Friday, September 7, 2007

Jonah was not an asparagus!

That is one of those things that I never imagined myself saying as a parent. This week in our Bible story book I have been reading to Peter and Kate about Jonah. This morning we were going over the main parts of the story and I said something about the ship's master waking Jonah up during the storm, telling him to pray to his God. Then Kate said, "no, something in his pillow woke him up." As it turns out, in the Veggie Tales movie, a worm in Jonah's pillow woke him up. So I had to remind Kate that Veggie Tales don't tell us exactly how things actually happened. We continued on with our review because we were planning to draw a picture timeline of the main events. A few minutes later, as we bagan to draw I was confused as to why Kate chose a bright green marker to draw Jonah. Then I noticed that her Jonah had a long narrow body. Suddenly it dawned on me! Her vision of the true events of the life of Jonah- and many others- is skewed by Veggie Tales! Why would I have ever thought that a young child should actually be able to determine the difference between the truth of scripture and a movie that mixes God's truth with talking vegetables! Do we ban Veggie Tales completely after allowing them for almost 6 years and receiving many of them as gifts? I wish I had thought this through before my children were able to become confused by them! On one hand, you may think they are creative, harmless, clean, character lessons. But do I really want my child to think that Jonah was an asparagus or Gideon was a tuba playing cucumber?!

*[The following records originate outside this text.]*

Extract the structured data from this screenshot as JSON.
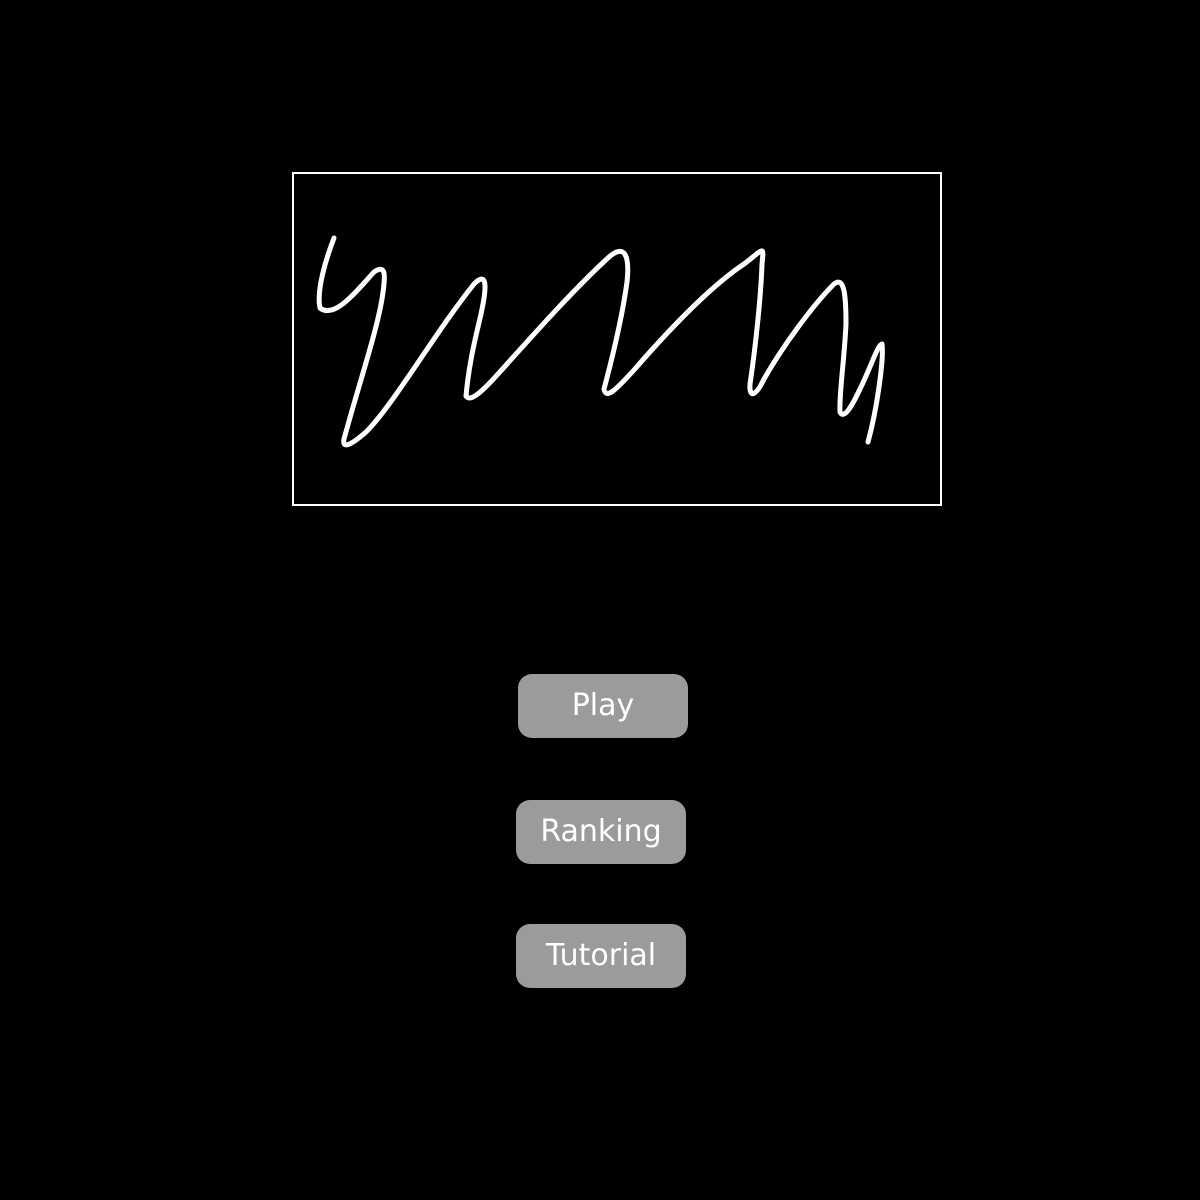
{
  "logo": {
    "icon": "scribble-logo-icon",
    "stroke_color": "#ffffff",
    "frame_color": "#ffffff"
  },
  "menu": {
    "play_label": "Play",
    "ranking_label": "Ranking",
    "tutorial_label": "Tutorial",
    "button_color": "#9b9b9b",
    "text_color": "#ffffff"
  },
  "background_color": "#000000"
}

4 comments:

Jeff said...

Isn't it amazing that something can seem so harmless and then when the practical application of learning comes into place it can be very suspect!

Daddy

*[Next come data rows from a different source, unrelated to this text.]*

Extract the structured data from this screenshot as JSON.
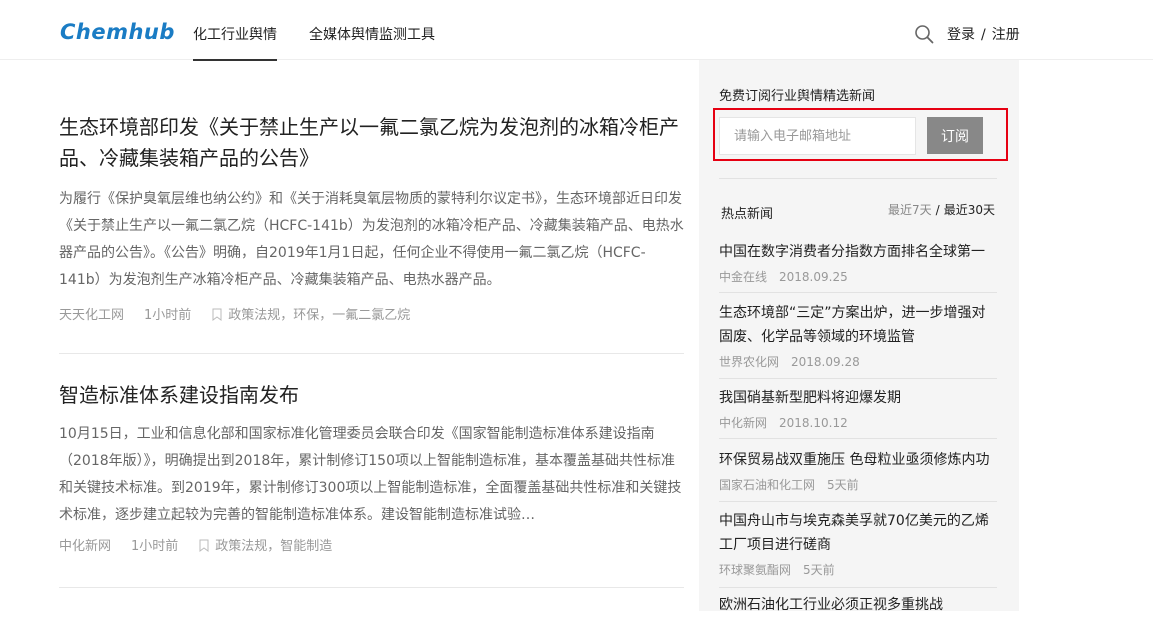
{
  "header": {
    "logo": "Chemhub",
    "nav": [
      "化工行业舆情",
      "全媒体舆情监测工具"
    ],
    "login": "登录",
    "register": "注册",
    "login_sep": "/"
  },
  "articles": [
    {
      "title": "生态环境部印发《关于禁止生产以一氟二氯乙烷为发泡剂的冰箱冷柜产品、冷藏集装箱产品的公告》",
      "summary": "为履行《保护臭氧层维也纳公约》和《关于消耗臭氧层物质的蒙特利尔议定书》，生态环境部近日印发《关于禁止生产以一氟二氯乙烷（HCFC-141b）为发泡剂的冰箱冷柜产品、冷藏集装箱产品、电热水器产品的公告》。《公告》明确，自2019年1月1日起，任何企业不得使用一氟二氯乙烷（HCFC-141b）为发泡剂生产冰箱冷柜产品、冷藏集装箱产品、电热水器产品。",
      "source": "天天化工网",
      "time": "1小时前",
      "tags": "政策法规，环保，一氟二氯乙烷"
    },
    {
      "title": "智造标准体系建设指南发布",
      "summary": "10月15日，工业和信息化部和国家标准化管理委员会联合印发《国家智能制造标准体系建设指南（2018年版）》，明确提出到2018年，累计制修订150项以上智能制造标准，基本覆盖基础共性标准和关键技术标准。到2019年，累计制修订300项以上智能制造标准，全面覆盖基础共性标准和关键技术标准，逐步建立起较为完善的智能制造标准体系。建设智能制造标准试验…",
      "source": "中化新网",
      "time": "1小时前",
      "tags": "政策法规，智能制造"
    }
  ],
  "sidebar": {
    "subscribe_title": "免费订阅行业舆情精选新闻",
    "email_placeholder": "请输入电子邮箱地址",
    "subscribe_button": "订阅",
    "hot_title": "热点新闻",
    "filter_7": "最近7天",
    "filter_sep": "/",
    "filter_30": "最近30天",
    "news": [
      {
        "title": "中国在数字消费者分指数方面排名全球第一",
        "source": "中金在线",
        "date": "2018.09.25"
      },
      {
        "title": "生态环境部“三定”方案出炉，进一步增强对固废、化学品等领域的环境监管",
        "source": "世界农化网",
        "date": "2018.09.28"
      },
      {
        "title": "我国硝基新型肥料将迎爆发期",
        "source": "中化新网",
        "date": "2018.10.12"
      },
      {
        "title": "环保贸易战双重施压 色母粒业亟须修炼内功",
        "source": "国家石油和化工网",
        "date": "5天前"
      },
      {
        "title": "中国舟山市与埃克森美孚就70亿美元的乙烯工厂项目进行磋商",
        "source": "环球聚氨酯网",
        "date": "5天前"
      },
      {
        "title": "欧洲石油化工行业必须正视多重挑战",
        "source": "",
        "date": ""
      }
    ]
  },
  "colors": {
    "brand": "#1a7cc4",
    "highlight_border": "#e60012",
    "button_bg": "#888888"
  }
}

Karen Sue said...

Mom says "Let's cook them Veggietales"

Racine said...

Well, I'm glad that you had this realization so that I can learn from it with our family someday :-)

Moggy said...

I just love Vegetails. I was so careful to Not confuse my daughter with "Santa" "The Easter Bunny" and "The Tooth Fairy" and then just playing I told her other things not thinking she would take me serious.

I think you will be able to explain it as they grow. You might make up some characters of your own family, so they can understand how a story about real people could be told with vegetables or something like that.